Introduction: Overactive bladder (OAB) and cognitive impairment (CI) are both increasingly prevalent with age. Given the association between anticholinergics and dementia, there is need to optimize other therapies. Though AUA/SUFU OAB guidelines cite intact cognitive ability as necessary to maintain sacral neuromodulation (SNM), the impact of cognitive function on SNM outcomes remains unknown. This study assessed the impact of CI diagnosis on SNM in older patients.
Methods: A retrospective review was completed of patients =55 years old who underwent test-phase SNM (peripheral nerve evaluation (PNE) or stage 1) for urge-frequency or urgency urinary incontinence between 1/2014-3/2021 within a large regional health system. Patient demographics, comorbidities, CI diagnoses (dementia or mild CI), OAB medication and/or botulinum toxin use, and SNM procedures were recorded. SNM procedures and outcomes were categorized as implant, explant, and/or revision. Uni- and multivariable logistic regression modeling assessed for the impact of CI on implantation rates.
Results: A total of 510 patients underwent SNM test-phase (161 PNE, 349 Stage 1). Mean age was 71.0 (8.5) years and the majority (79.6%) were female.
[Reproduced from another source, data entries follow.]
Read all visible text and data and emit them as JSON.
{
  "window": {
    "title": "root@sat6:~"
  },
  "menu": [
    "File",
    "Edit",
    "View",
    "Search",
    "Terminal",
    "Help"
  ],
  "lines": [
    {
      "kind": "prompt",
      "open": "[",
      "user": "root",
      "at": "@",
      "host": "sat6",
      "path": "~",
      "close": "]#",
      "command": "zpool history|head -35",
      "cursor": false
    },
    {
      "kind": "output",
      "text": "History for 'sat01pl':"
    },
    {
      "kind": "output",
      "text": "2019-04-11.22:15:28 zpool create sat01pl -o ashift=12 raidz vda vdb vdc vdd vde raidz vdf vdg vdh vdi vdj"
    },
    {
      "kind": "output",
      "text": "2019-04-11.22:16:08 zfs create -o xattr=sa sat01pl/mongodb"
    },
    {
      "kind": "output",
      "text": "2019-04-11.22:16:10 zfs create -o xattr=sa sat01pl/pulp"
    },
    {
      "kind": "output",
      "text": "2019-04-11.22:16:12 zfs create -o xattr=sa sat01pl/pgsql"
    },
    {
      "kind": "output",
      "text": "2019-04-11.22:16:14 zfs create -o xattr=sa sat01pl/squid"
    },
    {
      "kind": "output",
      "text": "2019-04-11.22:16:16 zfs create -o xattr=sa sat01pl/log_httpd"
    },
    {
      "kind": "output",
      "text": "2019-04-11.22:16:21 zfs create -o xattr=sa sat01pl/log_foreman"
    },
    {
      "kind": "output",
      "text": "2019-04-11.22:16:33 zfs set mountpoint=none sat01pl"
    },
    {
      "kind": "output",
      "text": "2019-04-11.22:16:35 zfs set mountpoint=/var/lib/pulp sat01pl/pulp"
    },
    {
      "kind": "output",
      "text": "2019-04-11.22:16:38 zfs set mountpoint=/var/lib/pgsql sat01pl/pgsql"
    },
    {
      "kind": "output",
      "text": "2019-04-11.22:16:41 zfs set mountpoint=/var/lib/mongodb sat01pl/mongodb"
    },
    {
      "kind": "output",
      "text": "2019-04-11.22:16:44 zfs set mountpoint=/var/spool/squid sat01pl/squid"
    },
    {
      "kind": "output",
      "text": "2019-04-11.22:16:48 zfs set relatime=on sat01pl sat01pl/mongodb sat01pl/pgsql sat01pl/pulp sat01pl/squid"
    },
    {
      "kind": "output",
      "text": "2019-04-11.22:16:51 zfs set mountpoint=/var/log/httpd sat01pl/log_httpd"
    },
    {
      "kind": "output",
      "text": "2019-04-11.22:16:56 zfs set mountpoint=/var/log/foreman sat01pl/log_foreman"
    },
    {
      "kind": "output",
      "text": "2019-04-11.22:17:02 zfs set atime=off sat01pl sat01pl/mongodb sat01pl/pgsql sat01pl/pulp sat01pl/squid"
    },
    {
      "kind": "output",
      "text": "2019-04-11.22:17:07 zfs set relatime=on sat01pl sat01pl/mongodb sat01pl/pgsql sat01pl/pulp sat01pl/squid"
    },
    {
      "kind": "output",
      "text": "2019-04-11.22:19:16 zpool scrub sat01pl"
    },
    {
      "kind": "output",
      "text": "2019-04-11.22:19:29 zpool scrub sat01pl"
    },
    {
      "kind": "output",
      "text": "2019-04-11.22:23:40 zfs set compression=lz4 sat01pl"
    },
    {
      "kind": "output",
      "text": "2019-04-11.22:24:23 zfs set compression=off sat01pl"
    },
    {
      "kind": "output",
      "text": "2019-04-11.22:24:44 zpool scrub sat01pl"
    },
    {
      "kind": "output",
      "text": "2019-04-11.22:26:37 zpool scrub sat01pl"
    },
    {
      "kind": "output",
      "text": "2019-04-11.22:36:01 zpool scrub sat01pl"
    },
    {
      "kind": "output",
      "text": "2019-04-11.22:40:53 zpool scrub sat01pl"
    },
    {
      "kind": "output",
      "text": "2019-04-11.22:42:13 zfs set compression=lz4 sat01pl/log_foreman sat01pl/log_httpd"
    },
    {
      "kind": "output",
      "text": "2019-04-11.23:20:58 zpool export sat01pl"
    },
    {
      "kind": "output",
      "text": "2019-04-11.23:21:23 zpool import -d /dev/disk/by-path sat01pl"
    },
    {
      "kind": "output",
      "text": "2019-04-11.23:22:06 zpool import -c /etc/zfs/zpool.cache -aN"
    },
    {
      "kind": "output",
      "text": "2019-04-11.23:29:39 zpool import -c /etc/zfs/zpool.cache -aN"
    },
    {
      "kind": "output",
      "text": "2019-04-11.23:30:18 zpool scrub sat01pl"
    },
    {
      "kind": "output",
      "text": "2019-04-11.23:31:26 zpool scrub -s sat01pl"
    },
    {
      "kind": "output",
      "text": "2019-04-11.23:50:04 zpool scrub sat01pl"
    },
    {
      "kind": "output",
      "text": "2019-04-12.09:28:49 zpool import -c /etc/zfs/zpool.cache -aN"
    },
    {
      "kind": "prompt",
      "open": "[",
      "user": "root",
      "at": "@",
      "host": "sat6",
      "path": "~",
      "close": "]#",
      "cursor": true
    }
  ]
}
Overall, 52 (10.1%) patients had a CI diagnosis at the time of SNM, and 30 (6.0%) were diagnosed after SNM at a median 18.5 [9.25, 39.5] months. Patients with CI were older with more comorbidities and were more likely to undergo PNE (Table 1). Univariable analysis found no difference in implantation rate based on pre-SNM CI (85.4% vs 76.9%, p=0.16). Multivariable modeling identified PNE (OR 0.42, 95%CI 0.26-0.70) and age (OR 0.95, 95%CI 0.93-0.98), but not CI or dementia, as independent negative predictors of implantation. Implanted patients had median follow-up of 12 [4.0, 39.5] months. Patients with CI were more likely to continue B3 agonists (37.1% vs 16.0%, p=0.04) following implant but rates of anticholinergic or new intradetrusor botulinum toxin use did not differ. Explant (12.1%), revision (10.4%), and battery replacement (3.4%) rates also did not differ according to CI.
Conclusions: Patients with CI and OAB proceed to SNM implant at rates that do not differ from patients without cognitive deficits. CI should not preclude providers from offering SNM for refractory OAB.